Setting up was very straightforward: the input and output apps can be launched from Audiobus itself, and there's a connection panel that allows you to switch between apps quickly. You can also activate recording to the output app without leaving the input app, and stop and start playback of the input app (if it has a sequencer or is a drum machine) without leaving the output app. The interface has been thoughtfully designed to make this a straightforward process. Recording worked without a hitch and I was very quickly able to create a multi-layer piece using Loopy HD, and even synchronise the two apps using MIDI clock via Core MIDI, to record perfect two-bar loops from FunkBox.

For my second test, I made a multitrack guitar recording with effects. I connected a guitar to the iPad using an Apogee Jam interface, and then selected 'Microphone Input' as the input in Audiobus. This automatically selected the Jam, although it was connected to the dock connector. I then added JamUp Pro to the middle 'Effects' position in Audiobus, and, finally, selected Multitrack DAW as the recording device in the output position. With this setup, I was able to record guitar with effects from JamUp Pro straight into the Multitrack DAW app, again without any hitch.

The future widespread adoption of Audiobus is entirely dependent on other developers adding Audiobus support to their apps. The only competition to Audiobus at present is Sonoma Wireworks' AudioCopy/Paste protocol, although this works in a very different way. AudioCopy has proliferated and works with GarageBand (probably the most popular iOS DAW) and allows users to create music by 'collecting' contributions in various apps and pasting them into a project in GarageBand. Much as I love Loopy and respect the austere minimalism of Multitrack DAW, compatibility with an app like GarageBand is imperative if Audiobus is not to become marginalised. Two important players, WaveMachine Labs (who develop Auria, the most complete DAW for audio recording for iOS at the moment) and Moog Music are working on Audiobus compatibility as I write, and the SDK will be released to the public in the near future, all of which bodes well for the future.

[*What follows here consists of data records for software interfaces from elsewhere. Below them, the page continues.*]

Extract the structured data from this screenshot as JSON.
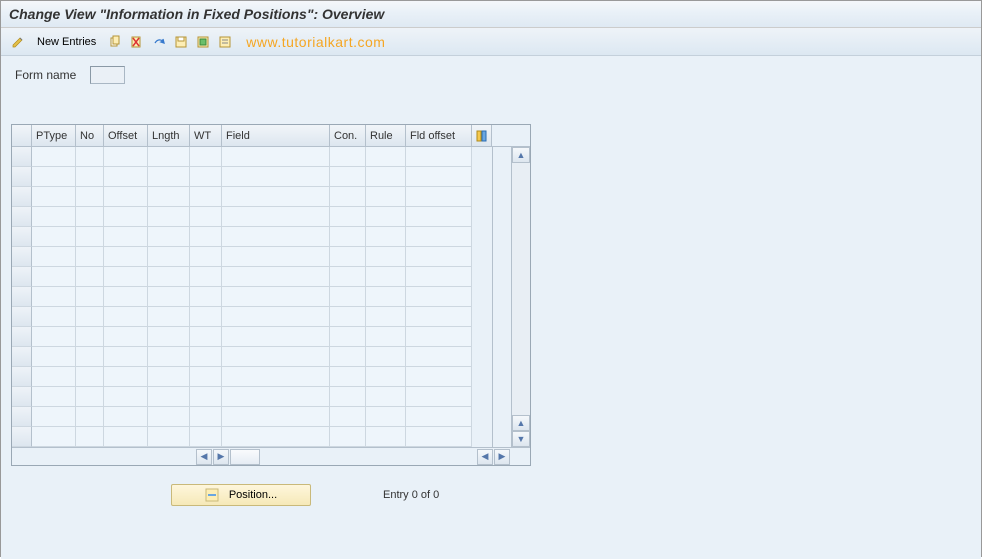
{
  "title": "Change View \"Information in Fixed Positions\": Overview",
  "toolbar": {
    "new_entries_label": "New Entries"
  },
  "watermark": "www.tutorialkart.com",
  "form": {
    "form_name_label": "Form name",
    "form_name_value": ""
  },
  "table": {
    "columns": {
      "ptype": "PType",
      "no": "No",
      "offset": "Offset",
      "lngth": "Lngth",
      "wt": "WT",
      "field": "Field",
      "con": "Con.",
      "rule": "Rule",
      "fld_offset": "Fld offset"
    },
    "rows": []
  },
  "footer": {
    "position_label": "Position...",
    "entry_text": "Entry 0 of 0"
  }
}
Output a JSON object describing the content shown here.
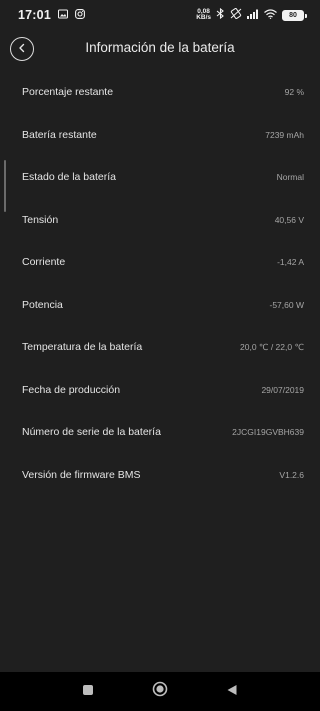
{
  "status_bar": {
    "time": "17:01",
    "net_speed_value": "0,08",
    "net_speed_unit": "KB/s",
    "battery_level": "80",
    "icons": [
      "gallery-icon",
      "instagram-icon",
      "bluetooth-icon",
      "rotation-icon",
      "signal-icon",
      "wifi-icon",
      "battery-icon"
    ]
  },
  "header": {
    "title": "Información de la batería",
    "back_icon": "chevron-left-icon"
  },
  "rows": [
    {
      "label": "Porcentaje restante",
      "value": "92 %"
    },
    {
      "label": "Batería restante",
      "value": "7239 mAh"
    },
    {
      "label": "Estado de la batería",
      "value": "Normal"
    },
    {
      "label": "Tensión",
      "value": "40,56 V"
    },
    {
      "label": "Corriente",
      "value": "-1,42 A"
    },
    {
      "label": "Potencia",
      "value": "-57,60 W"
    },
    {
      "label": "Temperatura de la batería",
      "value": "20,0 ℃ / 22,0 ℃"
    },
    {
      "label": "Fecha de producción",
      "value": "29/07/2019"
    },
    {
      "label": "Número de serie de la batería",
      "value": "2JCGI19GVBH639"
    },
    {
      "label": "Versión de firmware BMS",
      "value": "V1.2.6"
    }
  ],
  "nav_bar": {
    "icons": [
      "recents-icon",
      "home-icon",
      "back-icon"
    ]
  },
  "colors": {
    "background": "#1f1f1f",
    "nav_background": "#000000",
    "label_text": "#e4e4e4",
    "value_text": "#a6a6a6"
  }
}
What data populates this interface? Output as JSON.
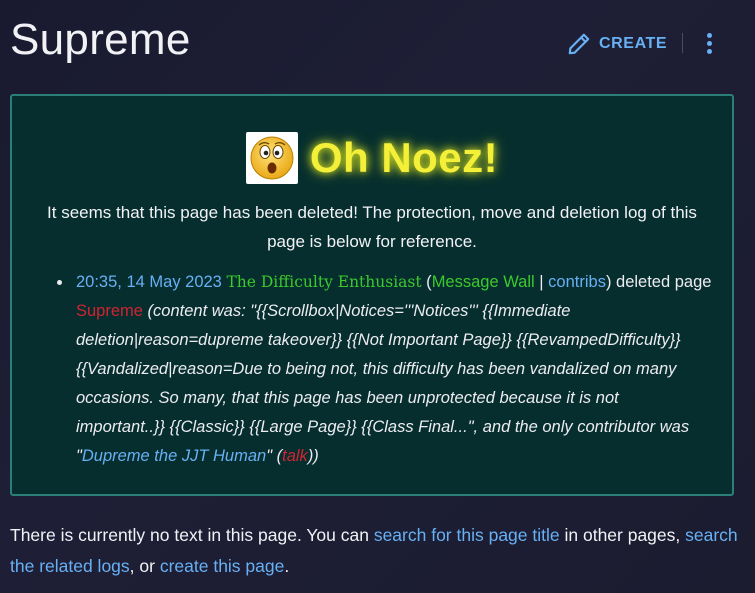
{
  "header": {
    "title": "Supreme",
    "create_label": "CREATE",
    "create_icon": "pencil-icon",
    "more_icon": "more-vertical-icon"
  },
  "notice": {
    "emoji": "surprised-face-emoji",
    "heading": "Oh Noez!",
    "description": "It seems that this page has been deleted! The protection, move and deletion log of this page is below for reference.",
    "log": {
      "timestamp": "20:35, 14 May 2023",
      "user": "The Difficulty Enthusiast",
      "paren_open": " (",
      "message_wall": "Message Wall",
      "separator": " | ",
      "contribs": "contribs",
      "deleted_text": ") deleted page ",
      "page": "Supreme",
      "content_prefix": " (content was: \"",
      "content": "{{Scrollbox|Notices='''Notices''' {{Immediate deletion|reason=dupreme takeover}} {{Not Important Page}} {{RevampedDifficulty}} {{Vandalized|reason=Due to being not, this difficulty has been vandalized on many occasions. So many, that this page has been unprotected because it is not important..}} {{Classic}} {{Large Page}} {{Class Final...",
      "contributor_prefix": "\", and the only contributor was \"",
      "contributor": "Dupreme the JJT Human",
      "contributor_suffix": "\" (",
      "talk": "talk",
      "end": "))"
    }
  },
  "footer": {
    "text1": "There is currently no text in this page. You can ",
    "link1": "search for this page title",
    "text2": " in other pages, ",
    "link2": "search the related logs",
    "text3": ", or ",
    "link3": "create this page",
    "text4": "."
  },
  "colors": {
    "background": "#1b1c30",
    "accent": "#68b0f4",
    "notice_bg": "#062e2e",
    "notice_border": "#2c7f78",
    "heading": "#f4f03a",
    "user_green": "#3cc92c",
    "red_link": "#d02432"
  }
}
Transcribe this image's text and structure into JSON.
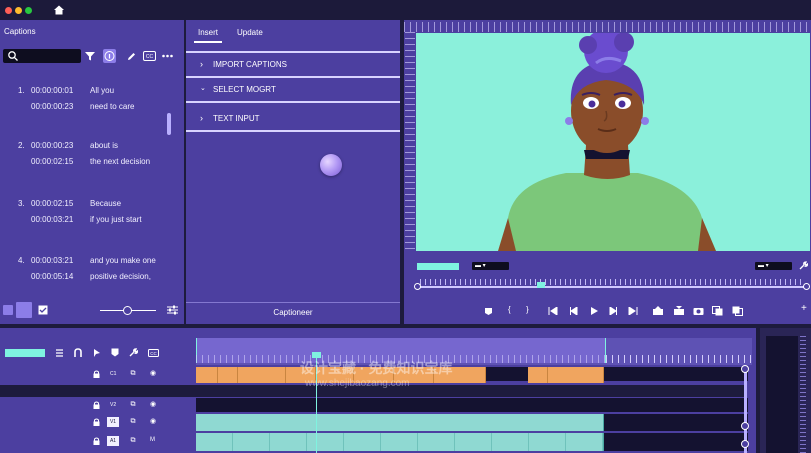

In conclusion, Audiobus is not cheap for what is essentially a cable (although it could hardly be called expensive in a studio context), but it might well be the missing link for those wishing to seamlessly link audio apps on their iOS devices.